CHHSM staff members have long participated in #ThursdaysinBlack, and are redoubling efforts to make a visible online witness. Learn more below in this United Church News story by Connie Larkman, reprinted here with permission.

By Connie Larkman, UCC News Director

Every Thursday at noon, members of the wider United Church of Christ have long been encouraged to join other people of faith in a moment of prayer to remember those who have been victims of sexual or gender-based violence. Wearing black, they make their witness visible, by posting pictures on social media to #ThursdaysinBlack.

“The weekly witness is a reminder that the challenges of gender violence and violence in general are a global problem,” said the Rev. Karen Georgia Thompson, UCC associate general minister, Wider Church Ministries. “Being able to stand in solidarity with the many men and women around the world who continue to be victimized by rape and violence is important. So is the opportunity to raise awareness by sharing what we are doing.”

Thursdays in Black is an international campaign of advocacy and solidarity against all forms of sexual and gender-based violence. Every Thursday for the past three years, UCC participants have joined people around the world wearing black as a symbol of strength and courage, expressing support for victims and survivors of violence, and calling for a world without rape and violence.

The Rev. Elyse Berry, D.Min., #ThursdaysinBlack

Thursdays in Black has been around for decades, first publicized by the World Council of Churches in the 1980s as a form of peaceful protest against rape and violence that seems to increase during wars and conflicts. The UCC is now intentionally re-launching the campaign across the wider church for several reasons.

“As we move through this time of pandemic and sheltering in place, people are spending more time together in a stressful situation. This has alerted advocacy groups to the need to increase awareness and be prepared for possible increases in incidents of sexual and gender based violence,” Thompson said. “We are also aware that there has been increased violence against indigenous women and transgendered persons.”

After shelter-in-place orders because of COVID-19, reports of  violence against women grew.

According to The Economist, domestic violence has increased during coronavirus lockdowns. In American cities, reports during shutdowns increased while other crimes fell. In April, the United Nations called for “urgent action” to combat the worldwide surge.

That’s why Thompson is urging participation in the UCC’s visible, tangible witness in support of and in partnership with the Ecumenical Women at the United Nations and the WCC.

“These partners allow us to amplify our voices in a way that educates about the global problems that are being exacerbated by the pandemic,” she said. “Our collective witness – voices connecting around the world – means that we can strive toward a just world for all.”

Part of that collective witness will take place during General Synod 33 in July. Because of the pandemic, the UCC Board voted to make the 2021 gathering virtual, with a Sunday to Sunday schedule, July 11-18, so the governing body will be in session on Thursday for the first time in many years.

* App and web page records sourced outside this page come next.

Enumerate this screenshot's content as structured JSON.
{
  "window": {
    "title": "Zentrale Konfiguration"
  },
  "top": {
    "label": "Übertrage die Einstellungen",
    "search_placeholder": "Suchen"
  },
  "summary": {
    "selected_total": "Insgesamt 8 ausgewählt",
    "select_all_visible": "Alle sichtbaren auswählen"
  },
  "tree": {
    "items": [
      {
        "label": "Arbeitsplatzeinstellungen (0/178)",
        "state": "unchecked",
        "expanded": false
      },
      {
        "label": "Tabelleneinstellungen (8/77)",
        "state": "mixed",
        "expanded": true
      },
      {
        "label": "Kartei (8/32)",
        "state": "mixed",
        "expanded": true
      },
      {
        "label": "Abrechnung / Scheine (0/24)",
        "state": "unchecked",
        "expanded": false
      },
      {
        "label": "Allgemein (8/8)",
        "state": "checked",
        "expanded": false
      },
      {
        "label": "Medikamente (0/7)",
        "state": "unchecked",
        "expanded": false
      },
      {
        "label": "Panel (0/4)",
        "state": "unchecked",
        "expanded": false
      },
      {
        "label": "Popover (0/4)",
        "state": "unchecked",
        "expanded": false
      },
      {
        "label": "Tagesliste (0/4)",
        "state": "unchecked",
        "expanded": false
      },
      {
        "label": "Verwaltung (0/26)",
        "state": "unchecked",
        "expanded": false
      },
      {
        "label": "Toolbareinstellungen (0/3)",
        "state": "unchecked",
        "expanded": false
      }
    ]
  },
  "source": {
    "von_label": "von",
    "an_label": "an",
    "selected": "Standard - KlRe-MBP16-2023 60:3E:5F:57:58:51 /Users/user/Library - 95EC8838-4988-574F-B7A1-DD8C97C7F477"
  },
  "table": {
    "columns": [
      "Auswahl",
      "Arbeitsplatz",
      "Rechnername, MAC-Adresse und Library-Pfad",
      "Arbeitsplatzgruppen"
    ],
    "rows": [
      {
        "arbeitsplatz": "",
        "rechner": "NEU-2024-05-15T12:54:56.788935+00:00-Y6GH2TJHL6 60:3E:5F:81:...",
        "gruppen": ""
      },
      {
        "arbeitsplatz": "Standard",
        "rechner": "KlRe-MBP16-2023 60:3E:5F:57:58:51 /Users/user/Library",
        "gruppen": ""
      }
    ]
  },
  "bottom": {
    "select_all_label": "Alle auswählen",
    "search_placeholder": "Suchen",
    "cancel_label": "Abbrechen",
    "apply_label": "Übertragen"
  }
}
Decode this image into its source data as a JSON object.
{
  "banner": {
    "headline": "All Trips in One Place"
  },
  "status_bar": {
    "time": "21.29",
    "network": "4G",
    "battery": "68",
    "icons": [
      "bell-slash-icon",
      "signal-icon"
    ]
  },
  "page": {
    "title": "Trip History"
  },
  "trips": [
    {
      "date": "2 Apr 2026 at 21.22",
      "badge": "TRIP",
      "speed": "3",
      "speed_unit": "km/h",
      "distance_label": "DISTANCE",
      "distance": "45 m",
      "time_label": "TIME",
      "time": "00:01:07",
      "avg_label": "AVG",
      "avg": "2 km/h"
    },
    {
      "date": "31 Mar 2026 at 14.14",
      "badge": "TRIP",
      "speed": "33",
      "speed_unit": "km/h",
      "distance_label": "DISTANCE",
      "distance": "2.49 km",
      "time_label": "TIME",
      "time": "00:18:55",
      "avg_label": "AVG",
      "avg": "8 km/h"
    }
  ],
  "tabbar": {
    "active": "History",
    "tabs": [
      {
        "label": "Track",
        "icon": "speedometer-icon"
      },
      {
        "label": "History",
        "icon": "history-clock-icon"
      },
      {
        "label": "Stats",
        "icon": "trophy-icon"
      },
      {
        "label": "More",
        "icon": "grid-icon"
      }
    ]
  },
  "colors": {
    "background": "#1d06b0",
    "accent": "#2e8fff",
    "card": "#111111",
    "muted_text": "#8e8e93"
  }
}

The Rev. George Graham, CHHSM vice president #ThursdaysinBlack

“While we know that the campaign will continue well beyond General Synod, this upcoming General Synod provides unique opportunity in the UCC,” Thompson said. “We raised awareness about Thursdays in Black and the related issues of sexual and gender-based violence at prior General Synods and National Youth Event, yet we have not had the opportunity to do so on a Thursday in context of General Synod. General Synod 2021 will be an invitation for the church to participate together in wearing black. We will have an array of offerings for the church to take on this issue together with the world.”

A Thursdays in Black webpage and a new video from Ecumenical Women at the United Nations invite participation in the campaign. 

“Ecumenical Women at the U.N. led the charge to push the Thursdays in Black campaign and focus on the impact of COVID-19 lockdowns on sexual and gender-based violence,” said Rebekah Choate, UCC associate for global advocacy and education and the denomination’s representative to the U.N. . “We’ve been supporting Thursdays in Black for many years and we hope more people will get involved and work to end rape and violence.”

It’s easy to get involved in #ThursdaysinBlack  – just Pause, Pray, Post, Pledge.

  • Pause for a moment on Thursdays at noon to remember those who have died from sexual or gender-based violence.
  • Pray to stand with them. “We see you. You are not forgotten.”
  • Post prayers and photos on social media using the hashtag #ThursdaysinBlack.
  • Pledge to support the global movement to end the violence, with resistance, accompaniment and solidarity.

As Thompson said, “We all have a responsibility to speak out against violence, to ensure that everyone is safe from rape and violence in homes, schools, work, streets – in all places in our societies.”

Learn more: https://www.ucc.org/thursdays_in_black_campaign

Make the pledge: https://www.ecumenicalwomenun.org/thursdays-in-black